Nearly 100 Rohingya Muslims were forced back to Myanmar's Rakhine state after being detained at sea en route to Malaysia, police said Wednesday, stirring fears of a fresh refugee boat crisis.
Three vessels carrying fleeing Rohingya have now been seized and returned to Rakhine over the past two weeks, as the monsoon season gives way to more favourable, if still treacherous, sailing conditions.
All on board the third boat were being returned to camps around the capital Sittwe in the central part of the state, where more than 120,000 people have been confined since intercommunal violence in 2012.
A photo in local media showed the group huddled on the deck in the baking sun, a scene reminiscent of the boat crisis in 2015 that saw countless Rohingya abandoned by smugglers in the Andaman Sea after authorities shut down trafficking routes.
They were headed for Malaysia when stopped by navy officers on Sunday night off the southern town of Dawei, Police Major Min Lwin told AFP.
"They were all sent back to Sittwe on a navy boat last night," he said, adding that the group, two thirds of whom were under the age of 18, would arrive on Thursday or Friday.
The plight of Rohingya Muslims languishing in the central part of the state has been overshadowed by last year's mass exodus of more than 720,000 Rohingya from northern Rakhine.
Those refugees fled over the border into Bangladesh to escape a military crackdown.
Around 10 boats, carrying a total of several hundred people, have left the camps in central Rakhine since mid-October, said Arakan Project director Chris Lewa, whose group monitors abuses against the Rohingya.
"I'm worried about Bangladesh.
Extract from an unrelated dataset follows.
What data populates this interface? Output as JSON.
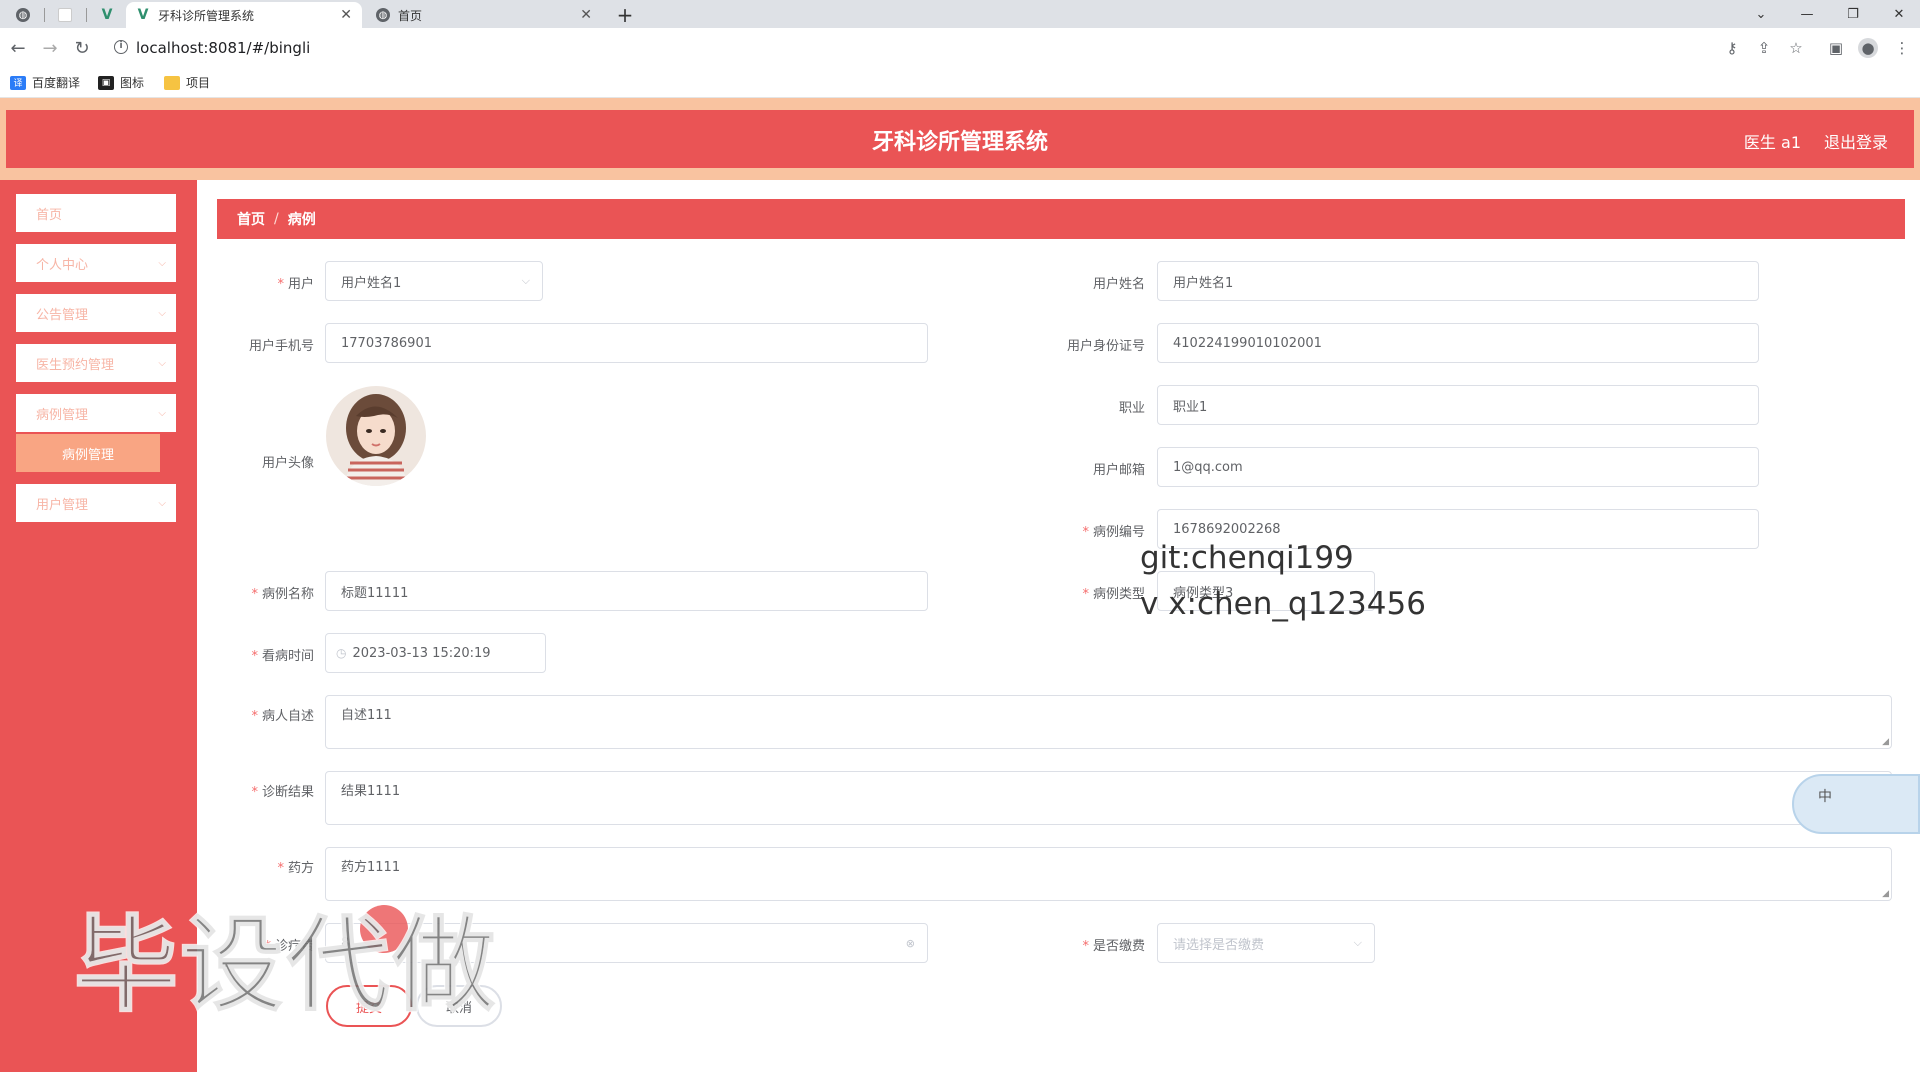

The border guards say they won't let people leave but if people do then the numbers would be much bigger," she said.
Desperation in the refugee camps across the border is also growing.
A repatriation deal has stalled, with Rohingya refusing to go home until their safety and rights are secured.
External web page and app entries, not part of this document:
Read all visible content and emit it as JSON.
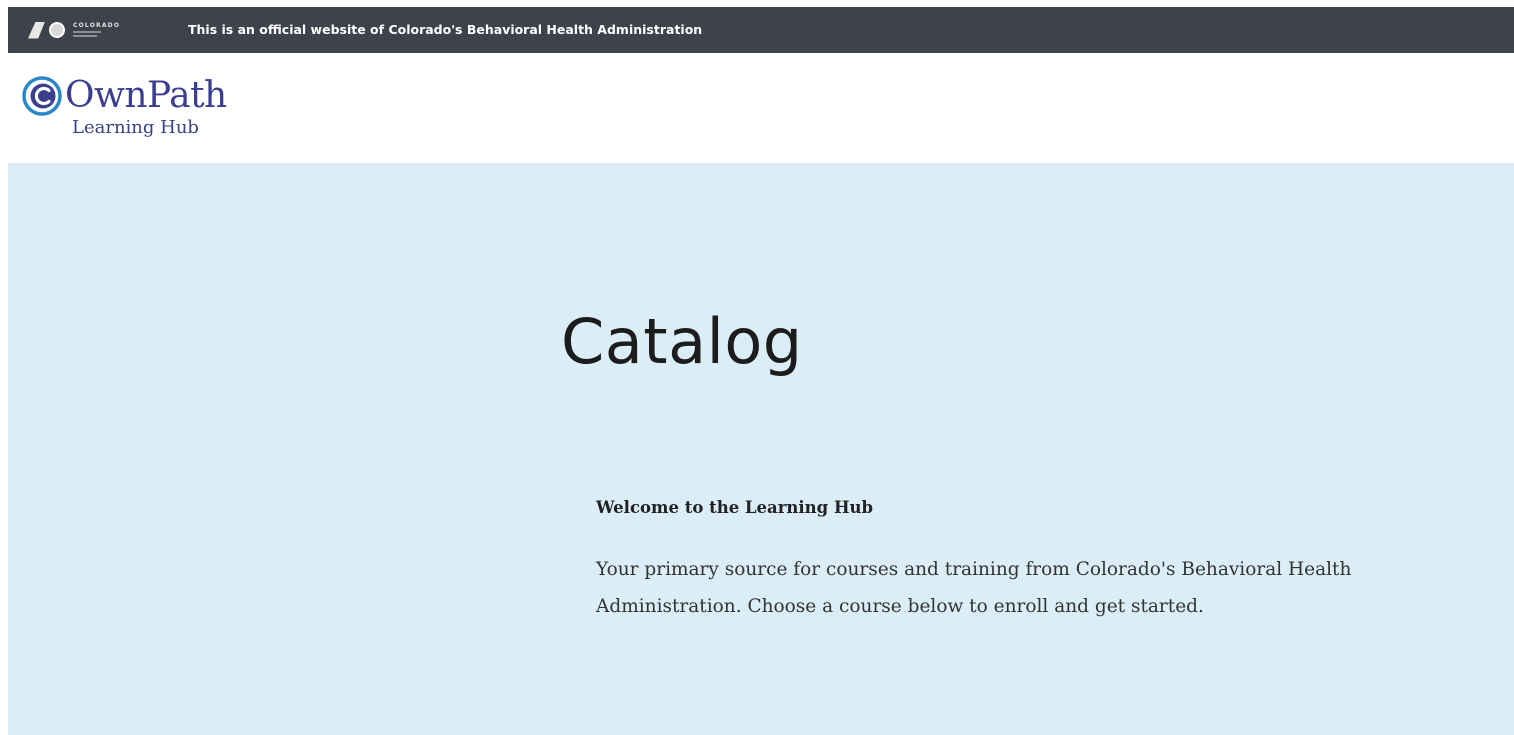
{
  "gov_bar": {
    "logo_icon": "colorado-state-logo",
    "logo_text": "COLORADO",
    "notice": "This is an official website of Colorado's Behavioral Health Administration",
    "background_color": "#3e434b"
  },
  "header": {
    "logo_icon": "ownpath-c-logo-icon",
    "brand_name": "OwnPath",
    "brand_subtitle": "Learning Hub",
    "brand_color": "#3c3f8f",
    "accent_color": "#2b88c8"
  },
  "hero": {
    "title": "Catalog",
    "welcome_heading": "Welcome to the Learning Hub",
    "welcome_body": "Your primary source for courses and training from Colorado's Behavioral Health Administration. Choose a course below to enroll and get started.",
    "background_color": "#dbeef8"
  }
}
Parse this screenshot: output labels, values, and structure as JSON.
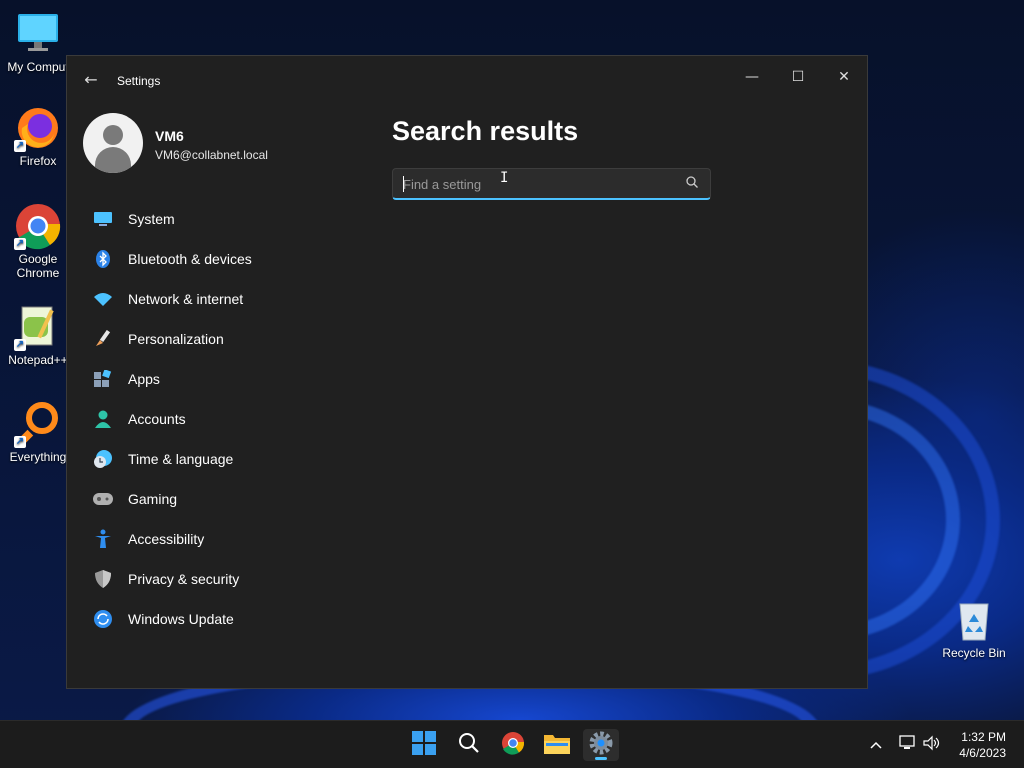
{
  "desktop": {
    "icons": [
      {
        "label": "My Comput",
        "icon": "monitor-icon"
      },
      {
        "label": "Firefox",
        "icon": "firefox-icon"
      },
      {
        "label": "Google Chrome",
        "icon": "chrome-icon"
      },
      {
        "label": "Notepad++",
        "icon": "notepadpp-icon"
      },
      {
        "label": "Everything",
        "icon": "everything-icon"
      },
      {
        "label": "Recycle Bin",
        "icon": "recycle-bin-icon"
      }
    ]
  },
  "window": {
    "title": "Settings",
    "controls": {
      "minimize": "—",
      "maximize": "☐",
      "close": "✕"
    },
    "back": "←"
  },
  "profile": {
    "name": "VM6",
    "email": "VM6@collabnet.local"
  },
  "nav": {
    "items": [
      {
        "label": "System",
        "icon": "system-icon",
        "color": "#4cc2ff"
      },
      {
        "label": "Bluetooth & devices",
        "icon": "bluetooth-icon",
        "color": "#3a8ef5"
      },
      {
        "label": "Network & internet",
        "icon": "wifi-icon",
        "color": "#4cc2ff"
      },
      {
        "label": "Personalization",
        "icon": "brush-icon",
        "color": "#f0a05a"
      },
      {
        "label": "Apps",
        "icon": "apps-icon",
        "color": "#8ca0b8"
      },
      {
        "label": "Accounts",
        "icon": "accounts-icon",
        "color": "#2ec4a8"
      },
      {
        "label": "Time & language",
        "icon": "globe-clock-icon",
        "color": "#4cc2ff"
      },
      {
        "label": "Gaming",
        "icon": "gamepad-icon",
        "color": "#b0b0b0"
      },
      {
        "label": "Accessibility",
        "icon": "accessibility-icon",
        "color": "#2f8ef0"
      },
      {
        "label": "Privacy & security",
        "icon": "shield-icon",
        "color": "#9a9a9a"
      },
      {
        "label": "Windows Update",
        "icon": "update-icon",
        "color": "#2f8ef0"
      }
    ]
  },
  "main": {
    "title": "Search results",
    "search": {
      "value": "",
      "placeholder": "Find a setting"
    }
  },
  "taskbar": {
    "apps": [
      "start-icon",
      "search-icon",
      "chrome-icon",
      "file-explorer-icon",
      "settings-icon"
    ],
    "tray": {
      "chevron": "^"
    },
    "time": "1:32 PM",
    "date": "4/6/2023"
  },
  "colors": {
    "accent": "#4cc2ff",
    "window_bg": "#202020",
    "taskbar_bg": "#1c1c1c"
  }
}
The stateless minority are denied citizenship in Myanmar and face severe restrictions on movement as well as a lack of access to work, healthcare and schools in what Amnesty International says amounts to apartheid.
One camp leader told AFP under the condition of anonymity that they try to explain to people about the dangers of leaving by boat but many are simply too desperate to listen.
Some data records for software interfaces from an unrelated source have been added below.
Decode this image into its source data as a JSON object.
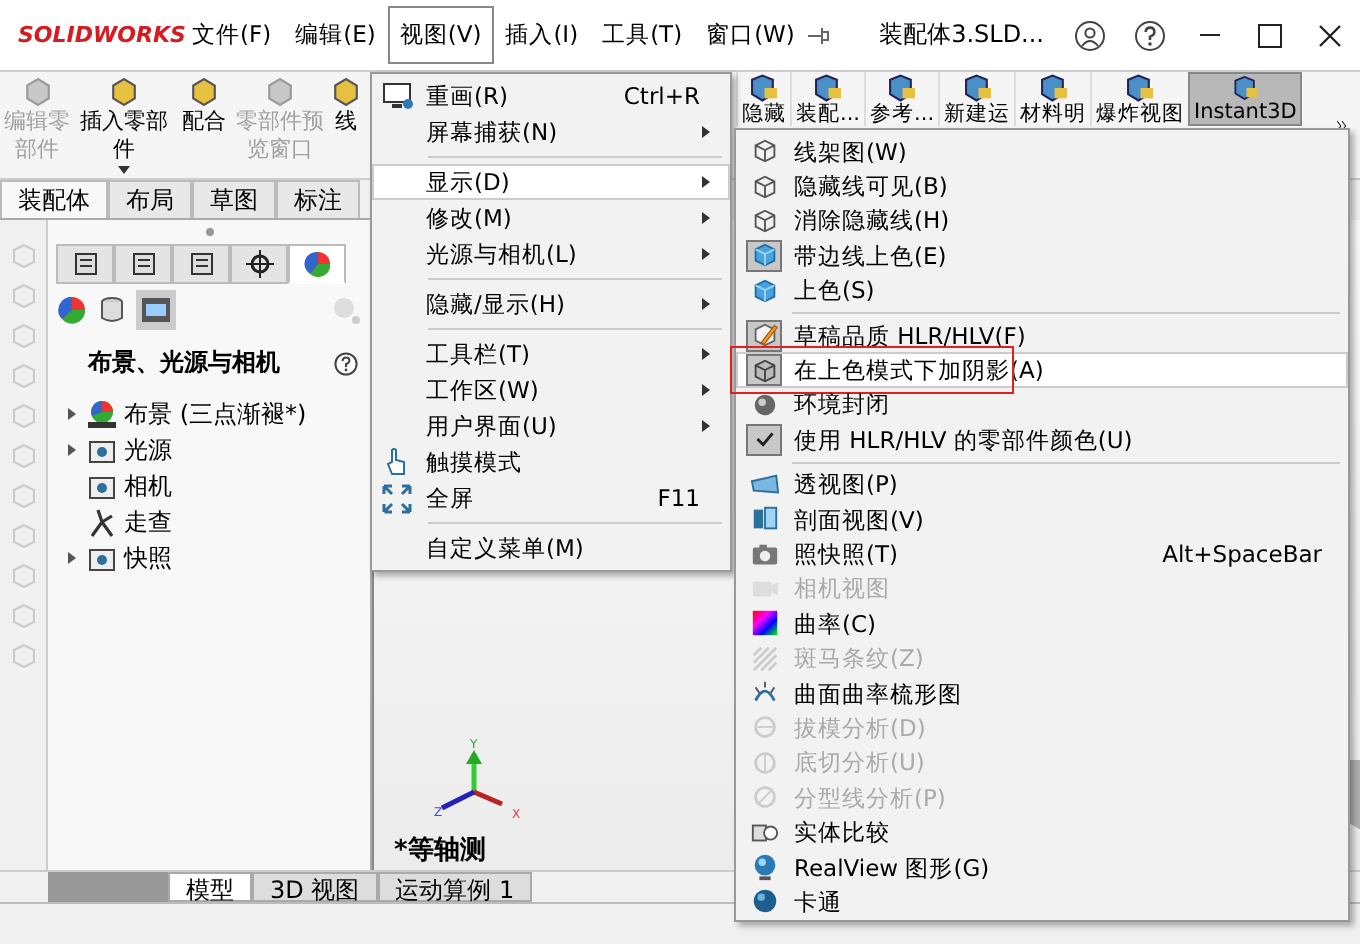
{
  "window": {
    "title": "装配体3.SLD..."
  },
  "app_logo": "SOLIDWORKS",
  "menu_bar": [
    {
      "label": "文件(F)",
      "selected": false
    },
    {
      "label": "编辑(E)",
      "selected": false
    },
    {
      "label": "视图(V)",
      "selected": true
    },
    {
      "label": "插入(I)",
      "selected": false
    },
    {
      "label": "工具(T)",
      "selected": false
    },
    {
      "label": "窗口(W)",
      "selected": false
    }
  ],
  "toolbar_left": [
    {
      "label": "编辑零部件",
      "disabled": true,
      "dropdown": false
    },
    {
      "label": "插入零部件",
      "disabled": false,
      "dropdown": true
    },
    {
      "label": "配合",
      "disabled": false,
      "dropdown": false
    },
    {
      "label": "零部件预览窗口",
      "disabled": true,
      "dropdown": false
    },
    {
      "label": "线",
      "disabled": false,
      "dropdown": false
    }
  ],
  "toolbar_right": [
    {
      "label": "隐藏",
      "selected": false
    },
    {
      "label": "装配...",
      "selected": false
    },
    {
      "label": "参考...",
      "selected": false
    },
    {
      "label": "新建运",
      "selected": false
    },
    {
      "label": "材料明",
      "selected": false
    },
    {
      "label": "爆炸视图",
      "selected": false
    },
    {
      "label": "Instant3D",
      "selected": true
    }
  ],
  "command_tabs": [
    {
      "label": "装配体",
      "selected": true
    },
    {
      "label": "布局",
      "selected": false
    },
    {
      "label": "草图",
      "selected": false
    },
    {
      "label": "标注",
      "selected": false
    }
  ],
  "panel": {
    "tabs": [
      {
        "selected": false
      },
      {
        "selected": false
      },
      {
        "selected": false
      },
      {
        "selected": false
      },
      {
        "selected": true
      }
    ],
    "title": "布景、光源与相机",
    "tree": [
      {
        "label": "布景 (三点渐褪*)",
        "kind": "group"
      },
      {
        "label": "光源",
        "kind": "group"
      },
      {
        "label": "相机",
        "kind": "leaf"
      },
      {
        "label": "走查",
        "kind": "leaf"
      },
      {
        "label": "快照",
        "kind": "group"
      }
    ]
  },
  "viewport": {
    "view_label": "*等轴测",
    "axes": [
      "Y",
      "Z",
      "X"
    ]
  },
  "bottom_tabs": [
    {
      "label": "模型",
      "selected": true
    },
    {
      "label": "3D 视图",
      "selected": false
    },
    {
      "label": "运动算例 1",
      "selected": false
    }
  ],
  "view_menu": [
    {
      "kind": "item",
      "label": "重画(R)",
      "shortcut": "Ctrl+R",
      "submenu": false,
      "selected": false
    },
    {
      "kind": "item",
      "label": "屏幕捕获(N)",
      "submenu": true,
      "selected": false
    },
    {
      "kind": "separator"
    },
    {
      "kind": "item",
      "label": "显示(D)",
      "submenu": true,
      "selected": true
    },
    {
      "kind": "item",
      "label": "修改(M)",
      "submenu": true,
      "selected": false
    },
    {
      "kind": "item",
      "label": "光源与相机(L)",
      "submenu": true,
      "selected": false
    },
    {
      "kind": "separator"
    },
    {
      "kind": "item",
      "label": "隐藏/显示(H)",
      "submenu": true,
      "selected": false
    },
    {
      "kind": "separator"
    },
    {
      "kind": "item",
      "label": "工具栏(T)",
      "submenu": true,
      "selected": false
    },
    {
      "kind": "item",
      "label": "工作区(W)",
      "submenu": true,
      "selected": false
    },
    {
      "kind": "item",
      "label": "用户界面(U)",
      "submenu": true,
      "selected": false
    },
    {
      "kind": "item",
      "label": "触摸模式",
      "submenu": false,
      "selected": false
    },
    {
      "kind": "item",
      "label": "全屏",
      "shortcut": "F11",
      "submenu": false,
      "selected": false
    },
    {
      "kind": "separator"
    },
    {
      "kind": "item",
      "label": "自定义菜单(M)",
      "submenu": false,
      "selected": false
    }
  ],
  "display_menu": [
    {
      "kind": "command",
      "label": "线架图(W)",
      "checked": false,
      "disabled": false,
      "selected": false
    },
    {
      "kind": "command",
      "label": "隐藏线可见(B)",
      "checked": false,
      "disabled": false,
      "selected": false
    },
    {
      "kind": "command",
      "label": "消除隐藏线(H)",
      "checked": false,
      "disabled": false,
      "selected": false
    },
    {
      "kind": "command",
      "label": "带边线上色(E)",
      "checked": true,
      "disabled": false,
      "selected": false
    },
    {
      "kind": "command",
      "label": "上色(S)",
      "checked": false,
      "disabled": false,
      "selected": false
    },
    {
      "kind": "separator"
    },
    {
      "kind": "command",
      "label": "草稿品质 HLR/HLV(F)",
      "checked": true,
      "disabled": false,
      "selected": false
    },
    {
      "kind": "command",
      "label": "在上色模式下加阴影(A)",
      "checked": true,
      "disabled": false,
      "selected": true
    },
    {
      "kind": "command",
      "label": "环境封闭",
      "checked": false,
      "disabled": false,
      "selected": false
    },
    {
      "kind": "checkbox",
      "label": "使用 HLR/HLV 的零部件颜色(U)",
      "checked": true,
      "disabled": false,
      "selected": false
    },
    {
      "kind": "separator"
    },
    {
      "kind": "command",
      "label": "透视图(P)",
      "checked": false,
      "disabled": false,
      "selected": false
    },
    {
      "kind": "command",
      "label": "剖面视图(V)",
      "checked": false,
      "disabled": false,
      "selected": false
    },
    {
      "kind": "command",
      "label": "照快照(T)",
      "shortcut": "Alt+SpaceBar",
      "checked": false,
      "disabled": false,
      "selected": false
    },
    {
      "kind": "command",
      "label": "相机视图",
      "checked": false,
      "disabled": true,
      "selected": false
    },
    {
      "kind": "command",
      "label": "曲率(C)",
      "checked": false,
      "disabled": false,
      "selected": false
    },
    {
      "kind": "command",
      "label": "斑马条纹(Z)",
      "checked": false,
      "disabled": true,
      "selected": false
    },
    {
      "kind": "command",
      "label": "曲面曲率梳形图",
      "checked": false,
      "disabled": false,
      "selected": false
    },
    {
      "kind": "command",
      "label": "拔模分析(D)",
      "checked": false,
      "disabled": true,
      "selected": false
    },
    {
      "kind": "command",
      "label": "底切分析(U)",
      "checked": false,
      "disabled": true,
      "selected": false
    },
    {
      "kind": "command",
      "label": "分型线分析(P)",
      "checked": false,
      "disabled": true,
      "selected": false
    },
    {
      "kind": "command",
      "label": "实体比较",
      "checked": false,
      "disabled": false,
      "selected": false
    },
    {
      "kind": "command",
      "label": "RealView 图形(G)",
      "checked": false,
      "disabled": false,
      "selected": false
    },
    {
      "kind": "command",
      "label": "卡通",
      "checked": false,
      "disabled": false,
      "selected": false
    }
  ]
}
"We are losing hope," he said. "Nothing has changed in the last six years."